Recently many persons died in Kandhamal district in Orissa. Many churches, institutions and houses were burnt and there was a heavy loss of wealth and life. These were Schedule Caste people, belonging to Pana caste, who are converts. Church leaders are fighting and demanding the State Government give people of Pana Caste the status of Schedule Tribe so that they may not lose quota after conversion.
This is the real hurdle for conversion before the church leaders. For many decades church leaders were/are trying to remove this root hurdle for converting Hindu Dalits by forcing the Government to give them the status of Schedule Tribe. This struggle has built up tensions in the region.
Actually church leaders are not interested in the development of converted Catholics; they only want to increase numbers. They are eyeing 16 crore Hindus. The church leaders are playing a double game. If people of Pana caste are given Schedule Tribe status, they will retain quota/reservation after accepting Christianity and the Church need not to give them anything, and conversions may continue. Church leaders are running a conversion shop.
The Indian Catholic Church must follow the rules and regulations (Canon Law) of the Catholic Church.
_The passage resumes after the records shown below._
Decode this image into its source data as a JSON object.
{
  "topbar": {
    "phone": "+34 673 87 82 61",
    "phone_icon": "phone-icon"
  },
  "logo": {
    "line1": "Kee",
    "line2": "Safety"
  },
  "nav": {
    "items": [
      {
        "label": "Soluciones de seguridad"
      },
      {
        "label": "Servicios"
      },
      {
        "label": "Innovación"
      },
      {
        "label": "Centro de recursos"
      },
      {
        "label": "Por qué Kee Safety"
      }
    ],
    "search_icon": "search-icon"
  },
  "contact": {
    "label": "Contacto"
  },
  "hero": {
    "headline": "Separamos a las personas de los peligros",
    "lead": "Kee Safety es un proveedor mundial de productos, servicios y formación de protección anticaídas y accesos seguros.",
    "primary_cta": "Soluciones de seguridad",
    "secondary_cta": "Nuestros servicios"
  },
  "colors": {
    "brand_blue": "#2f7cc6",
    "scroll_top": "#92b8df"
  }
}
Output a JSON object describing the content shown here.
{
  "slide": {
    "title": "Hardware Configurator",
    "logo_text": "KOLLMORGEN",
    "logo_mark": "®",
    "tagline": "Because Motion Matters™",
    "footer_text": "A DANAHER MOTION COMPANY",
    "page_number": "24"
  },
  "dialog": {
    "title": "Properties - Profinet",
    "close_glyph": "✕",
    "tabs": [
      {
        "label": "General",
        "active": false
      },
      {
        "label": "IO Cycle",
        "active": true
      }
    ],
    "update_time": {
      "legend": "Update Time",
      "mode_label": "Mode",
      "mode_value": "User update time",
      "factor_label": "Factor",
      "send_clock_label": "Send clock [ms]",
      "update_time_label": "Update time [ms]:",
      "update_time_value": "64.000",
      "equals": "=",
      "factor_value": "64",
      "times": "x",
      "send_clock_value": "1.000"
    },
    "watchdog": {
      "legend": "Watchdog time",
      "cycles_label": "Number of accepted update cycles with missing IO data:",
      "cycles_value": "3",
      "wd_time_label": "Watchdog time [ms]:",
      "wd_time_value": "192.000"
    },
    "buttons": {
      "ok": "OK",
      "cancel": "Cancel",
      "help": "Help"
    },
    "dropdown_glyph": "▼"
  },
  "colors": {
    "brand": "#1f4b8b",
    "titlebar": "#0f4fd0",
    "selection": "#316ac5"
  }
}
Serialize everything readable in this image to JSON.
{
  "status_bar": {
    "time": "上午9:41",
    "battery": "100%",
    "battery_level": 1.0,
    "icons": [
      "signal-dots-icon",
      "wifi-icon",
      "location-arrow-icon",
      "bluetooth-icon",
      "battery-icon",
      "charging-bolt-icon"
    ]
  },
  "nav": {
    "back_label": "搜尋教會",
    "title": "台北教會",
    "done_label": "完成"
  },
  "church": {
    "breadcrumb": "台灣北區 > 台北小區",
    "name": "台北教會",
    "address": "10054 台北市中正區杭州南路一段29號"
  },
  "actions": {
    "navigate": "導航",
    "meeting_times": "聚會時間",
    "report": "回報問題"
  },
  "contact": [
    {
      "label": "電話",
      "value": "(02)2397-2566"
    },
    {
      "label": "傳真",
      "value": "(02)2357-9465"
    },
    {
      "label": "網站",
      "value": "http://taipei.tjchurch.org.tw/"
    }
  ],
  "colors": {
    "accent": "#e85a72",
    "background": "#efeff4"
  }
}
The Vatican appoints the Indian Bishops. Usually Catholic Bishops give less importance to the local community and that's why their interference in the work of local priest brings suffering to local priests.
In the year 2000, Fr. Anthony Fernandez SJ, was harassed, persecuted and asked to leave the society because he raised his voice against conversions and refused to change the religion of the local community; he also challenged various rights of Bishops. Fr. Henry of Jhansi Diocese was insulted and persecuted because he took the side of local poor Christians.
Today many priests are facing punishment and posting in neglected places for being Dalits and speaking up for their own people. "Poor Christian Liberation Movement" (PCLM) is a leading organisation working for Dalit Christians and demanding equality and respect for Dalit priests and nuns. In the words of Jesus Christ, we should be like salt. If the salt has no taste, it will have no use and will be thrown outside like dust and trampled upon.
The author is President, Poor Christian Liberation Movement